'Murdoch' and Much More at Kennedy Center's International Theater Festival
If you walk into the Kennedy Center these days, you’ll be getting into the world of “World Stages: International Theater Festival 2014,” which is filling up many of the venues, foyers and walkways at the center with plays from all over the globe, exhibitions and installations and other special events, including staged readings through March 30.
The versatility of subject matter, style, and process has been evidence right from the beginning of the festival, especially with another visit from renowned and legendary director Peter Brook’s intensely emotional production of “The Suit” from South Africa.
From Australia, it perhaps wasn’t too surprising to see “Murdoch” from prolific playwright David Williamson and the Melbourne Theatre Company. It’s a play—actually, more of a fast-moving montage—about the life and times of you-know-who, the grandly belligerent, piranha-hungry media tycoon Rupert Murdoch, who is played by two different actors, the young Rupert, imagined by Murdoch himself as quite the dashing lad, and the older Murdoch we all know and often despise, smug, a little dicey, self-justified and grasping, as he and his alter ego snatch up a bagful of media enterprises, from newspapers in Australia, the United Kingdom and the U.S., especially New York, to satellites , television networks and Hollywood studios, in a preposterous exercise of constant brinksmanship.
“Murdoch,”,like many of the offerings in this far-reaching festival, may not be everyone’s cup of Aussie tea, but for the longtime newsies among us, it stung and fascinated. This “Murdoch” is practically a visceral history of what’s happened to the print portion of the media industry -- its take over by both technology and the scaly tastes who get close to their goal of world domination by appeasing the tastes of bottom feeders.
“Murdoch” moved along at a clip—marriages, mom, friendships with the rich and powerful, forays into controlling politics—Blair, Thatcher—the gobbling up of Fox which oddly enough offered up the enduring and endearing “The Simpsons.” For a good part of the evening, this was good and nasty fun, but in a way it’s a little like Murdoch’s hunger itself—there’s just so many buyouts, betrayals, astounding pronouncements and property grabs a body can take, however entertaining it may be.

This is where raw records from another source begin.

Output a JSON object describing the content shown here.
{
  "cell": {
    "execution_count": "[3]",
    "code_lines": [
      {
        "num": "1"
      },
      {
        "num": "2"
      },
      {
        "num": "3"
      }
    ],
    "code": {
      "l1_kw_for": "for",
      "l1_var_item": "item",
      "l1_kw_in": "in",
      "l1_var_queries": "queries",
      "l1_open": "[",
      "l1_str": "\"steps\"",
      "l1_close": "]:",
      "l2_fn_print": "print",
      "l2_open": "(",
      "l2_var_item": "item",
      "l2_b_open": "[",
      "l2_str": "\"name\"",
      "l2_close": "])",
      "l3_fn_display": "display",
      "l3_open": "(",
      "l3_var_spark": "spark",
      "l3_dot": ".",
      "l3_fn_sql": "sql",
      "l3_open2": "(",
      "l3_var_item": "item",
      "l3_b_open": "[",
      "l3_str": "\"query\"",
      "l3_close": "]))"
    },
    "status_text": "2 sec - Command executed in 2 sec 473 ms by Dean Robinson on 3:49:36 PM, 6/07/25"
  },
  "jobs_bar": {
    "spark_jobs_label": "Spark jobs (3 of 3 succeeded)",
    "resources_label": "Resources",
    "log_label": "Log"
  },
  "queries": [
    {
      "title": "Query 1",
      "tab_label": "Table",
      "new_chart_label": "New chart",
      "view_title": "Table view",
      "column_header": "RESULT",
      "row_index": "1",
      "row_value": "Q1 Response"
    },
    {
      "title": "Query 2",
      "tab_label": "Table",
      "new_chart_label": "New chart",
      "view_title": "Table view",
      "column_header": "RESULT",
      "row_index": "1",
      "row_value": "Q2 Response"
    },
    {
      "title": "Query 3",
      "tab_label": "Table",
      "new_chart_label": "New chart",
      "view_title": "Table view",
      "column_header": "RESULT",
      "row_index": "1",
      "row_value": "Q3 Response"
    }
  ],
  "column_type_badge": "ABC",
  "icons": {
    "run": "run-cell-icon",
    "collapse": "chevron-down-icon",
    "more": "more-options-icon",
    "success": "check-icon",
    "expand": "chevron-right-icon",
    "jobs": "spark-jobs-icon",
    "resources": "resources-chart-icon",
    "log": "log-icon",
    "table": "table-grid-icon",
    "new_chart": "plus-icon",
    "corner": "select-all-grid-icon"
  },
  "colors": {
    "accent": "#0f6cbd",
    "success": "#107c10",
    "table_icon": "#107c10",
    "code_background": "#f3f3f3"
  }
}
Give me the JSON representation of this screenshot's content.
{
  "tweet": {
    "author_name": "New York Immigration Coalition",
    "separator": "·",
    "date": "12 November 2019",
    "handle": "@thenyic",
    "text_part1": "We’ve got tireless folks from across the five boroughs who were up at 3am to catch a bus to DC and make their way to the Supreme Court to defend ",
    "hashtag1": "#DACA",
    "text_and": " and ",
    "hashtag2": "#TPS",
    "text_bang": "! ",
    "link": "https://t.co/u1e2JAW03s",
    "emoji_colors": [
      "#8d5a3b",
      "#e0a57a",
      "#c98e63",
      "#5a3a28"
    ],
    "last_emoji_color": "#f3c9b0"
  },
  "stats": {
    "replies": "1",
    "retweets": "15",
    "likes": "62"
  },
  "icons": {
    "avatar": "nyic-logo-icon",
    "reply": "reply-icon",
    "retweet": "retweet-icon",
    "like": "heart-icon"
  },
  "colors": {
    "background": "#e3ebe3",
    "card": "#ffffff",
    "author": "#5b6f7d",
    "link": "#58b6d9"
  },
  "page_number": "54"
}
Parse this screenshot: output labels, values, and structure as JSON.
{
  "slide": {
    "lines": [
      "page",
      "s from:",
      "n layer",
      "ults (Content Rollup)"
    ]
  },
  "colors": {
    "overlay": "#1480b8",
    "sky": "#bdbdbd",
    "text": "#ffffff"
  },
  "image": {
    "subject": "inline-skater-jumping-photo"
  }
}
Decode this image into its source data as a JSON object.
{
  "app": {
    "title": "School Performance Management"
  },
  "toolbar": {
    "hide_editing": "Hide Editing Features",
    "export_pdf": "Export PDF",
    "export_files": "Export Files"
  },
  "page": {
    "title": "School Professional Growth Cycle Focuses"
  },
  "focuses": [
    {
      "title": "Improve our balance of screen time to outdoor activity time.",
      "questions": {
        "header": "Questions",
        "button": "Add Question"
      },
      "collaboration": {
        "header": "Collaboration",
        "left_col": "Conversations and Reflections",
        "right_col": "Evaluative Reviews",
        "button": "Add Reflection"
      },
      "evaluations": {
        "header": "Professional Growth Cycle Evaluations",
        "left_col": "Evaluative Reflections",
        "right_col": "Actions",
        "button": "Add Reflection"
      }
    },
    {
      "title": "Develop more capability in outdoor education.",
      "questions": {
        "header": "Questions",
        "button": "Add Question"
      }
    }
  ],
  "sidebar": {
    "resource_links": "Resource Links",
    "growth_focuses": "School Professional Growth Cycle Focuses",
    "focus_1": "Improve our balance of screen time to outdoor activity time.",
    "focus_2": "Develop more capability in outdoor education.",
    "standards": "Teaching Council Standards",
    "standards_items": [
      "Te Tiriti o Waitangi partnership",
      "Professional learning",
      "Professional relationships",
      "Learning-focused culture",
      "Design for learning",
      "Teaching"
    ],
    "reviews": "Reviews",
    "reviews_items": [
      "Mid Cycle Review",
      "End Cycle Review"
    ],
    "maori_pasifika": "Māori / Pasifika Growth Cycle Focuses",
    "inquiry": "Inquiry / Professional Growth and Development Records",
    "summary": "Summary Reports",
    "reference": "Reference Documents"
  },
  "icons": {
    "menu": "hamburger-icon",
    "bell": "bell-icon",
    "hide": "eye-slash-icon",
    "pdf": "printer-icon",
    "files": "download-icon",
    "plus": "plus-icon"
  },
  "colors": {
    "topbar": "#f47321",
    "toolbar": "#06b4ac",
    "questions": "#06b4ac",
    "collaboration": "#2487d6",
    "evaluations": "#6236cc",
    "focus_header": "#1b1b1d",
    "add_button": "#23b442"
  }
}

In terms of the festival, there’s much, much more to come. There’s “Green Snake” from China in the Terrace Theatre March 27 through 30; “Not By Bread Alone” from the Nalag ‘at Theater Deaf-Blind Acting Ensemble from Israel, March 25 to 26; “Penny Plain” from the Ronnie Burkett Theatre of Marionettes in Canada, March 20 and 22, and a staged reading of the powerful “Fallujah” by Heater Raffo and Tobin Stokes from Canada.
And speaking of marionettes, there’s a production of “A Midsummer Night’s Dream”, (March 20-23 in the Eisenhower Theatre) from Bristol Old Vic, in association with Handspring Puppet Company from South Africa, the folks who brought you the vivid and moving horse puppets and marionettes in “War Horse.” A sampling of their handiwork is on display in the Hall of Nations, as is an installation entitled “Pequeno Teatro" (“Little Theater”).
For young audiences, there’s also “The Adventures of Robin Hood” from Scotland’s Visible Fictions, co-commissioned with the Kennedy Center Theater for Young Audiences, March 28 through April 6 in the Family Theater.
Photos: World Stages: A Midsummer Night's Dream, Bristol Old Vic & Handspring Puppet Company (England & South Africa); playing from March 20 through 23 at the Eisenhower Theater.